It is confusing? Or not
Christmas and New Year are around. For the children, the holiday season is a long and joyous stay at home, among other things. This year, though, it seems they are having a mixed feeling about it. “But we’ve been home all the time,” my 12-year old daughter said, having not decided yet how to position this vacation.
Saving the academic year by migrating it to online platforms does well in redeeming its management and teaching aspects. This, by itself, is a great achievement that followed great work. But what about the social side of the academic year? That side where children grow up together and interact and play and do pranks and laugh and dream and share their little secrets. This, I am sure, was what my daughter was insinuating.
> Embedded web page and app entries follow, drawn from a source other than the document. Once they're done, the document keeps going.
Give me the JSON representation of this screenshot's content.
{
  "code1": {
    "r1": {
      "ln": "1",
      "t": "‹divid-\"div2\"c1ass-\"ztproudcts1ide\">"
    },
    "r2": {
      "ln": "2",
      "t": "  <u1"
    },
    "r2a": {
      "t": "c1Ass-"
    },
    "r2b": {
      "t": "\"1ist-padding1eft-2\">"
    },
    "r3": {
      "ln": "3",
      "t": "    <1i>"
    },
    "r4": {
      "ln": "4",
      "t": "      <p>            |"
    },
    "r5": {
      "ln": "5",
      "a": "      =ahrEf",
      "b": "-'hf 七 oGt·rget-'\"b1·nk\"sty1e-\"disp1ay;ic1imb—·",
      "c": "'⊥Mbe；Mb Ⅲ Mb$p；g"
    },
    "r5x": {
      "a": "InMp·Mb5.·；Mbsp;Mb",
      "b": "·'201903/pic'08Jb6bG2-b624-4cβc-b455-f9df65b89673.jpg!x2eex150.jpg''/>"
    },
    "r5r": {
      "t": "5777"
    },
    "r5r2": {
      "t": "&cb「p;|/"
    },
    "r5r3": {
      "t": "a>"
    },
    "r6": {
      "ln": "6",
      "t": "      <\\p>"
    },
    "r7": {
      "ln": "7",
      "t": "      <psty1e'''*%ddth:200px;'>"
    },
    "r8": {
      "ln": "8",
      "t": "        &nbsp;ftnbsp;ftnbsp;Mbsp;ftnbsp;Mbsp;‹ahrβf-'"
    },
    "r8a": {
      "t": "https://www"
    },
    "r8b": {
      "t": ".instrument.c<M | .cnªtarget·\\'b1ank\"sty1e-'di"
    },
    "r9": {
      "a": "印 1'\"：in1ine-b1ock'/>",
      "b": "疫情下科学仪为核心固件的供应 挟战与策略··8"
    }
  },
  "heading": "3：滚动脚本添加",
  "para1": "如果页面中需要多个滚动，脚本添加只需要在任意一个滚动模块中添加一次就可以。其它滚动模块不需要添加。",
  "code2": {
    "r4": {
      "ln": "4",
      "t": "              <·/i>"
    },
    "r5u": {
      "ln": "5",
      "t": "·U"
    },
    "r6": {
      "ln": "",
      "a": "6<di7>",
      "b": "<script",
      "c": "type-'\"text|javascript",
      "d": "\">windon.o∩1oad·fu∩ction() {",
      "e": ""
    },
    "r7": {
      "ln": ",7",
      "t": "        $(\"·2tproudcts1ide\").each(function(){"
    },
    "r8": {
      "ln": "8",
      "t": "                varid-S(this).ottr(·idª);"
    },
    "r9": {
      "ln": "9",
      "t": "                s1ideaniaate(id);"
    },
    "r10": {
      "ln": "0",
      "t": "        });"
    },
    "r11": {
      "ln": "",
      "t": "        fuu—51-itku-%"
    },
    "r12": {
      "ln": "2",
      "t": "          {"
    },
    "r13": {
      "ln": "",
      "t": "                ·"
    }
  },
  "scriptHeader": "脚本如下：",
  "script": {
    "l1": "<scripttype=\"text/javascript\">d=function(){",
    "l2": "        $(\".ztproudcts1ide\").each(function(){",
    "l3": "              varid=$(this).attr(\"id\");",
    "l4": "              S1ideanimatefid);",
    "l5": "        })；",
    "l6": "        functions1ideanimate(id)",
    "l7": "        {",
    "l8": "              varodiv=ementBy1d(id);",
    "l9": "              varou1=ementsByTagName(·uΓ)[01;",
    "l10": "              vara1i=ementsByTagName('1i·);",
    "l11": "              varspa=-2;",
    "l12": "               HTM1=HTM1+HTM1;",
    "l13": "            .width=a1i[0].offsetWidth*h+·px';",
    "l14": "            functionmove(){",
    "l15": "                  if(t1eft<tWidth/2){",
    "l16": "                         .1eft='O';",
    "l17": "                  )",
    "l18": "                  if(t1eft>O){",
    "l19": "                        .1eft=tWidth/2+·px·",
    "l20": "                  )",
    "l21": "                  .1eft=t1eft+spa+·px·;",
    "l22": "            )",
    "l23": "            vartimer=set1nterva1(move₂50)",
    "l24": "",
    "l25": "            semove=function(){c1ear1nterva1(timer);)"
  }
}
It is not just about teaching
It has always been an open discussion as to how much of a social life should a school provide. Schools went in many directions, providing longer breaks between the classes, more extra-curricular activities, diverse society-oriented work, and other things. Unfortunately, the pandemic practically brought all this to a full stop. But, determined not to be stopped, my daughter and her friends seemed to have a way. They moved their school breaks, for instance, to the online domain, circulating their stories, reviewing classes together, planning for the weekend, and, I have to say this, mimicking their teachers and sharing hearty laughs about it. This is all about students interacting among themselves.
Skoolee offers a space for student interaction, and plans to make this space even wider. Skoolee already caters extensively to the school’s rather important management and education parts. Yet it also provides a platform for social interaction via its Communication, Chat Rooms, Notifications, Gallery, and Blog sections. We are now in the process of expanding and orienting things to provide versions of these sections that are totally run and managed by students, and that enhance student collaboration. We do this because, at White Mountain, we are convinced that the social part of the school’s life is equally important.